The Distributor Compensation Files
Survey says strong investments result in solid retention.
Last April, BFL&S sent out surveys to more than 200 distributors asking for information about how salespeople in the forms industry are compensated. While the results were somewhat varied, they revealed that most companies invest significant time and energy toward keeping sales staffs satisfied, an attribute that is especially important during an era when many workers perceive the grass, and the money, to be greener on the other side.
The Initial Investment
It's this new work philosophy that has employers carefully profiling potential new hires, while also presenting an attractive compensation package from the onset. But a risk still exists, and in some cases, investing in a newcomer can be a leap of faith.
For Doraville, Georgia-based F.I.A. Corporation, however, hiring is not based so much on faith as it is on proof.

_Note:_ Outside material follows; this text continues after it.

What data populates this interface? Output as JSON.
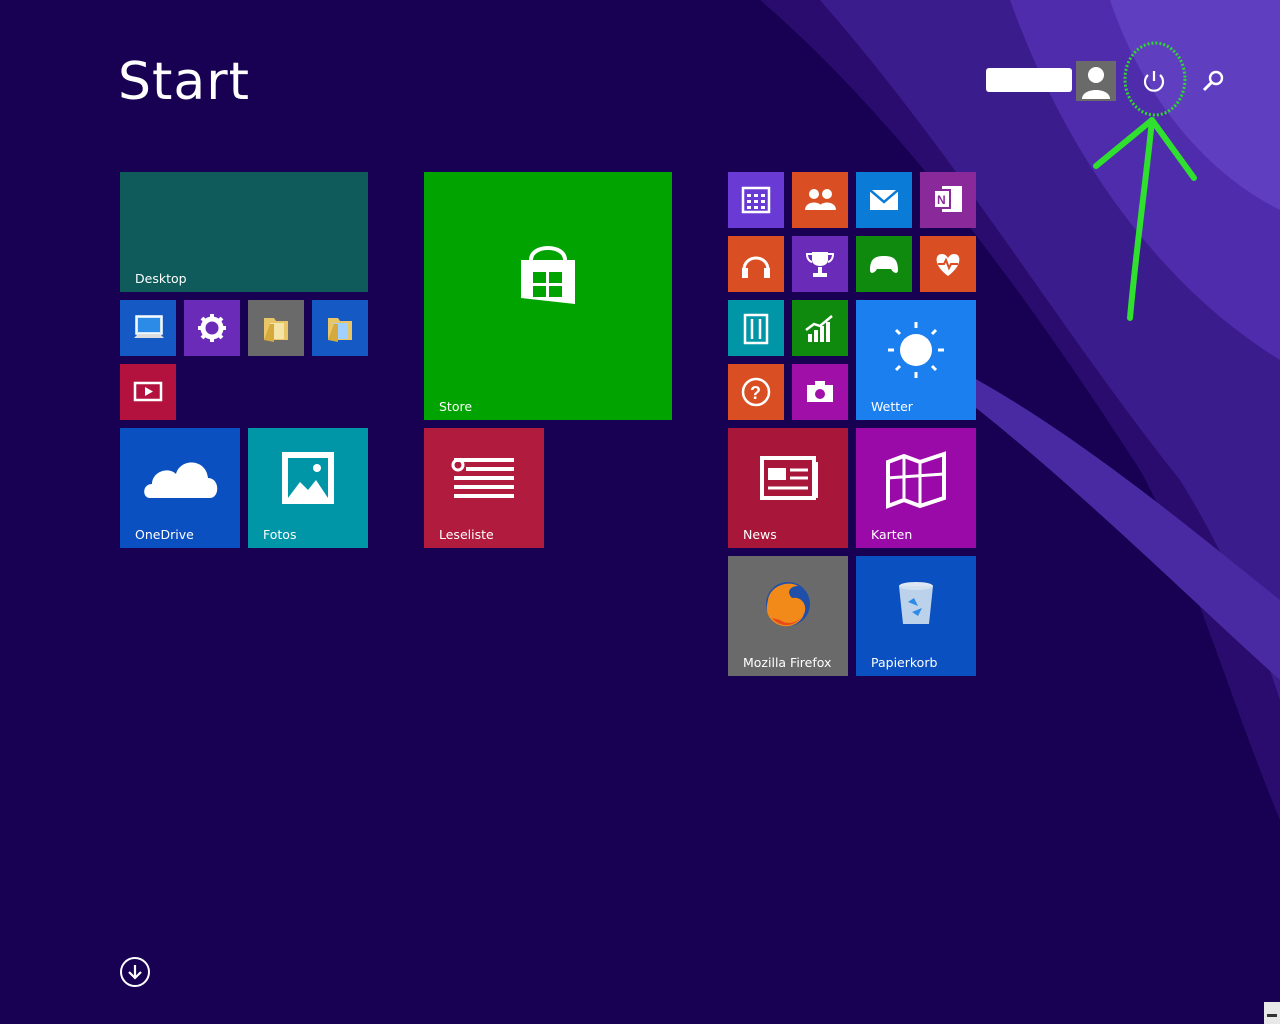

"When it comes to hiring new salespeople, having a loyal customer base is more important to us than having knowledge of the print business," said Brad Dorsen, president and CEO. "Learning how the industry works is secondary and can be obtained over time."

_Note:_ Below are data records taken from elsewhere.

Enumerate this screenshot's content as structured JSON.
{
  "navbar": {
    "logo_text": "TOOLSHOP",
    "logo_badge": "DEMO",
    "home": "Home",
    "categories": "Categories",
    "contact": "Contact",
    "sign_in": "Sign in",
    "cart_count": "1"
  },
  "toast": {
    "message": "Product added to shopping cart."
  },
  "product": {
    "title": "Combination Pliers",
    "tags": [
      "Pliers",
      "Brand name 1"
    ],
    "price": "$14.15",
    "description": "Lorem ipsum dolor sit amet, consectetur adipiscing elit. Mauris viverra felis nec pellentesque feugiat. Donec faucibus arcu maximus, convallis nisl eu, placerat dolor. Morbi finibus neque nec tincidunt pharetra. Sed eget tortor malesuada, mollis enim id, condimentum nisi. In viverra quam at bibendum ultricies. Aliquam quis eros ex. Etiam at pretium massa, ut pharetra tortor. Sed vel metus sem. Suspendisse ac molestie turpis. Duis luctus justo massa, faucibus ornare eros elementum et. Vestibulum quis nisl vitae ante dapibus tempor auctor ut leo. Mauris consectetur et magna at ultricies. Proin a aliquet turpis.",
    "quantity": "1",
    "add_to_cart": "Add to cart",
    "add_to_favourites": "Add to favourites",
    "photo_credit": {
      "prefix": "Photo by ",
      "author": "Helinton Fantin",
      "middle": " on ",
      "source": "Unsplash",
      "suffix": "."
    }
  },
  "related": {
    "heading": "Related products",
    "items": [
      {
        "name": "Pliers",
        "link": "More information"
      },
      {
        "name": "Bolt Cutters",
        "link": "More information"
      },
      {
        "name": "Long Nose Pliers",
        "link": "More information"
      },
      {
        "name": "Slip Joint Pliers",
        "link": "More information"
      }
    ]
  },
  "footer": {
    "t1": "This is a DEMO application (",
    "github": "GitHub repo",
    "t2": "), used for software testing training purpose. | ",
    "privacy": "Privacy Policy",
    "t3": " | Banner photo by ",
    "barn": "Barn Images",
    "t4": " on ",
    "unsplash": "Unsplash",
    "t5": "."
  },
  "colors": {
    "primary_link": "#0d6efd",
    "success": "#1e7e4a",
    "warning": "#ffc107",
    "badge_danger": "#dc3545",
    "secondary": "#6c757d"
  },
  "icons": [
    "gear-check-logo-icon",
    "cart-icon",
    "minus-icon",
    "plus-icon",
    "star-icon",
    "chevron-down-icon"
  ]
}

F.I.A.'s new hires are subject to a six-month trial period, after which the salesperson is reviewed and either accepted into "the family" or asked to leave. If accepted, he or she is given the employee handbook to sign, thus agreeing to company conditions.

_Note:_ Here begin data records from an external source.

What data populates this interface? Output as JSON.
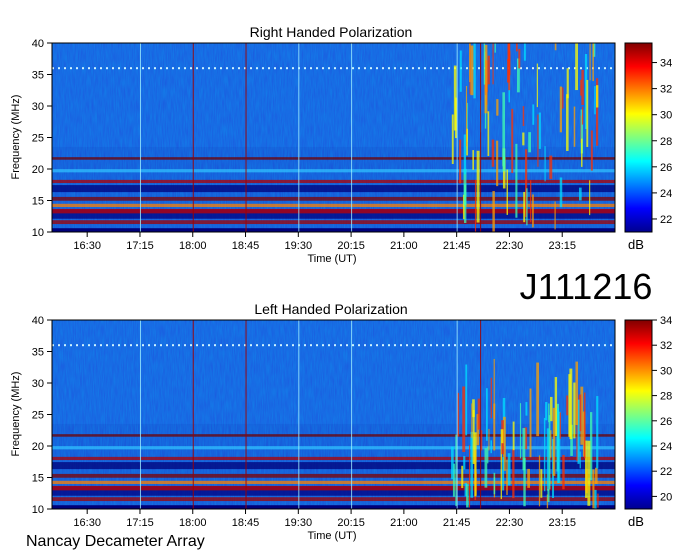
{
  "header": {
    "id_label": "J111216"
  },
  "footer": {
    "observatory": "Nancay Decameter Array"
  },
  "chart_data": [
    {
      "type": "heatmap",
      "title": "Right Handed Polarization",
      "xlabel": "Time (UT)",
      "ylabel": "Frequency (MHz)",
      "xticks": [
        "16:30",
        "17:15",
        "18:00",
        "18:45",
        "19:30",
        "20:15",
        "21:00",
        "21:45",
        "22:30",
        "23:15"
      ],
      "yticks": [
        10,
        15,
        20,
        25,
        30,
        35,
        40
      ],
      "ylim": [
        10,
        40
      ],
      "xlim": [
        "16:00",
        "00:00"
      ],
      "colorbar": {
        "label": "dB",
        "ticks": [
          22,
          24,
          26,
          28,
          30,
          32,
          34
        ],
        "range": [
          21,
          35.5
        ]
      },
      "colormap": "jet"
    },
    {
      "type": "heatmap",
      "title": "Left Handed Polarization",
      "xlabel": "Time (UT)",
      "ylabel": "Frequency (MHz)",
      "xticks": [
        "16:30",
        "17:15",
        "18:00",
        "18:45",
        "19:30",
        "20:15",
        "21:00",
        "21:45",
        "22:30",
        "23:15"
      ],
      "yticks": [
        10,
        15,
        20,
        25,
        30,
        35,
        40
      ],
      "ylim": [
        10,
        40
      ],
      "xlim": [
        "16:00",
        "00:00"
      ],
      "colorbar": {
        "label": "dB",
        "ticks": [
          20,
          22,
          24,
          26,
          28,
          30,
          32,
          34
        ],
        "range": [
          19,
          34
        ]
      },
      "colormap": "jet"
    }
  ]
}
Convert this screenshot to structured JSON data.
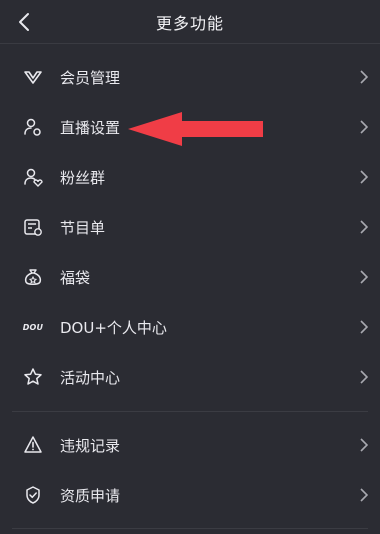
{
  "header": {
    "title": "更多功能"
  },
  "menu": [
    {
      "label": "会员管理",
      "icon": "vip-icon"
    },
    {
      "label": "直播设置",
      "icon": "live-settings-icon"
    },
    {
      "label": "粉丝群",
      "icon": "fan-group-icon"
    },
    {
      "label": "节目单",
      "icon": "program-list-icon"
    },
    {
      "label": "福袋",
      "icon": "lucky-bag-icon"
    },
    {
      "label": "DOU+个人中心",
      "icon": "dou-plus-icon",
      "icon_text": "DOU"
    },
    {
      "label": "活动中心",
      "icon": "star-icon"
    }
  ],
  "menu2": [
    {
      "label": "违规记录",
      "icon": "warning-icon"
    },
    {
      "label": "资质申请",
      "icon": "shield-check-icon"
    }
  ],
  "colors": {
    "background": "#2b2c33",
    "text": "#e9e9ee",
    "arrow": "#f03d46"
  }
}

One change F.I.A. Corporation has implemented is a slight shift in the percent of gross profit a new hire receives—new sales reps work on a 60/40 percentage basis, while current reps receive 50 percent of the gross profit. They are, however, responsible for extra expenses such as lunch, dinners and travel incurred for new business. Those hired on the new plan receive additional support—such as car allowance—in addition to the 40 percent gross profit. "We will give them what they need as long as it fits within our capabilities," said Dorsen.